*** Dataset content Section Begins ***

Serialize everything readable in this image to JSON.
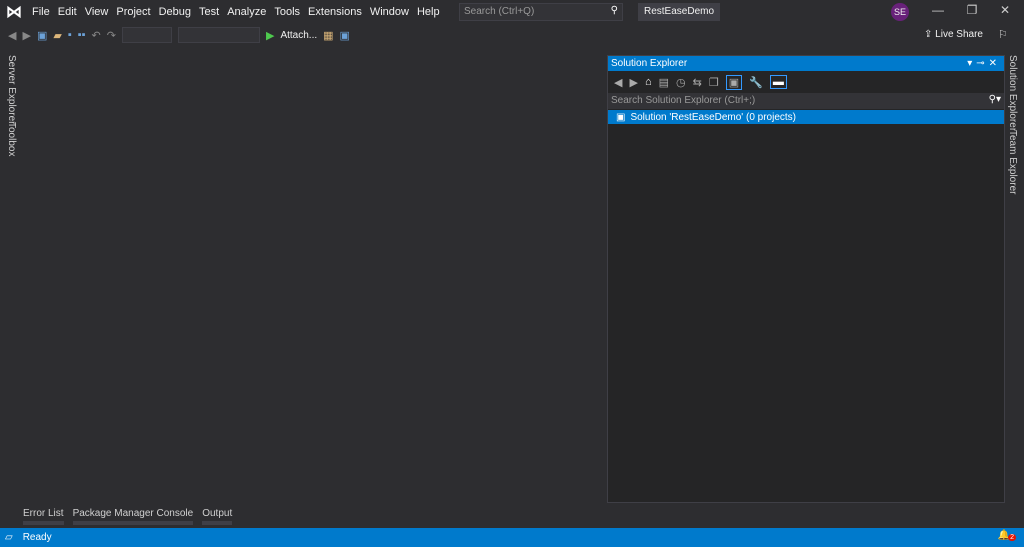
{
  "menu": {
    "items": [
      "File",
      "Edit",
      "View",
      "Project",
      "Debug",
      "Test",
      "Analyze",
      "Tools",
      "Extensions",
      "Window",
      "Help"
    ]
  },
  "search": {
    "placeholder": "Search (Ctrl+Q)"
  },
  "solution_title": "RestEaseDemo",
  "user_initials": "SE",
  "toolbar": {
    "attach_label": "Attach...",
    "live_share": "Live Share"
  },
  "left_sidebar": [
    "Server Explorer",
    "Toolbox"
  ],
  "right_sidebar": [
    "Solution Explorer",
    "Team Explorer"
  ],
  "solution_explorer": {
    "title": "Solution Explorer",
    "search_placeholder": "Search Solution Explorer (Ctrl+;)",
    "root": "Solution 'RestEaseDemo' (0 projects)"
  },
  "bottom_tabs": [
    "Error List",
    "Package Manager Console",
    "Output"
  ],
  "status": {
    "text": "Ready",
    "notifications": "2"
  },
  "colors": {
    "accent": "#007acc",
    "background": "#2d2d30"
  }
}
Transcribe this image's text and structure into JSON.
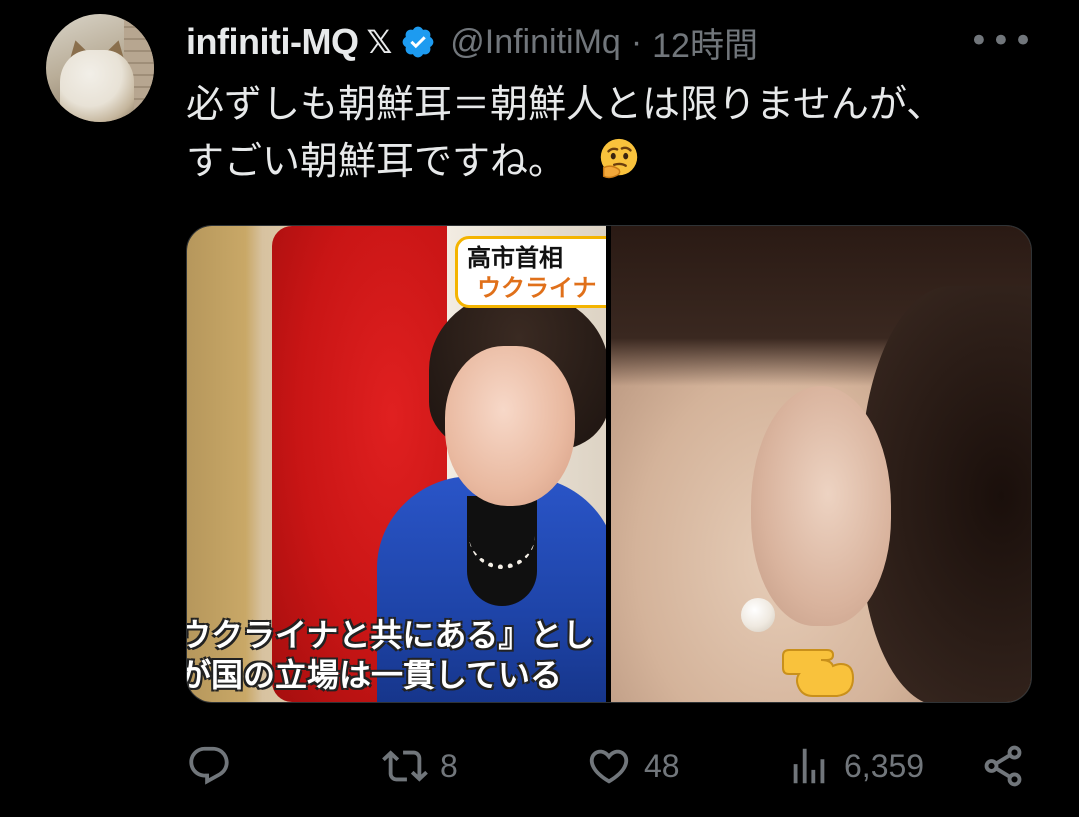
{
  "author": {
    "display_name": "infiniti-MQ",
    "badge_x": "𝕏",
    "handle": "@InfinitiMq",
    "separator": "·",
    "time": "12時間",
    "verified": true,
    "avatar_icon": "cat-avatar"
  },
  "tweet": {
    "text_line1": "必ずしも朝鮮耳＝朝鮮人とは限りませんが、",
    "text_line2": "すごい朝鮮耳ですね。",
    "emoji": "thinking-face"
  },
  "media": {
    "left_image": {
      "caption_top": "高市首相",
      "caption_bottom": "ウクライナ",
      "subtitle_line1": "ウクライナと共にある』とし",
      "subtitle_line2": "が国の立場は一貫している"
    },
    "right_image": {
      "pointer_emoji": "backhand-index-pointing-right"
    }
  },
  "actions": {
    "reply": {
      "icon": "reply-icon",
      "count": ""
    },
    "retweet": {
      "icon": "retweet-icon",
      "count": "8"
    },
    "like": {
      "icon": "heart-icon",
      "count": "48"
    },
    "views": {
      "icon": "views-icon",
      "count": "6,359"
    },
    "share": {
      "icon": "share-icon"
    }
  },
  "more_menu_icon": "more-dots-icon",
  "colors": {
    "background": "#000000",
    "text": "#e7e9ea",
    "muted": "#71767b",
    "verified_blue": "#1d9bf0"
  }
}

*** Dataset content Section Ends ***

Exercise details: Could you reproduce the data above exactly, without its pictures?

Answer:
Serialize everything readable in this image to JSON.
{
  "menu": {
    "items": [
      "File",
      "Edit",
      "View",
      "Project",
      "Debug",
      "Test",
      "Analyze",
      "Tools",
      "Extensions",
      "Window",
      "Help"
    ]
  },
  "search": {
    "placeholder": "Search (Ctrl+Q)"
  },
  "solution_title": "RestEaseDemo",
  "user_initials": "SE",
  "toolbar": {
    "attach_label": "Attach...",
    "live_share": "Live Share"
  },
  "left_sidebar": [
    "Server Explorer",
    "Toolbox"
  ],
  "right_sidebar": [
    "Solution Explorer",
    "Team Explorer"
  ],
  "solution_explorer": {
    "title": "Solution Explorer",
    "search_placeholder": "Search Solution Explorer (Ctrl+;)",
    "root": "Solution 'RestEaseDemo' (0 projects)"
  },
  "bottom_tabs": [
    "Error List",
    "Package Manager Console",
    "Output"
  ],
  "status": {
    "text": "Ready",
    "notifications": "2"
  },
  "colors": {
    "accent": "#007acc",
    "background": "#2d2d30"
  }
}
Transcribe this image's text and structure into JSON.
{
  "author": {
    "display_name": "infiniti-MQ",
    "badge_x": "𝕏",
    "handle": "@InfinitiMq",
    "separator": "·",
    "time": "12時間",
    "verified": true,
    "avatar_icon": "cat-avatar"
  },
  "tweet": {
    "text_line1": "必ずしも朝鮮耳＝朝鮮人とは限りませんが、",
    "text_line2": "すごい朝鮮耳ですね。",
    "emoji": "thinking-face"
  },
  "media": {
    "left_image": {
      "caption_top": "高市首相",
      "caption_bottom": "ウクライナ",
      "subtitle_line1": "ウクライナと共にある』とし",
      "subtitle_line2": "が国の立場は一貫している"
    },
    "right_image": {
      "pointer_emoji": "backhand-index-pointing-right"
    }
  },
  "actions": {
    "reply": {
      "icon": "reply-icon",
      "count": ""
    },
    "retweet": {
      "icon": "retweet-icon",
      "count": "8"
    },
    "like": {
      "icon": "heart-icon",
      "count": "48"
    },
    "views": {
      "icon": "views-icon",
      "count": "6,359"
    },
    "share": {
      "icon": "share-icon"
    }
  },
  "more_menu_icon": "more-dots-icon",
  "colors": {
    "background": "#000000",
    "text": "#e7e9ea",
    "muted": "#71767b",
    "verified_blue": "#1d9bf0"
  }
}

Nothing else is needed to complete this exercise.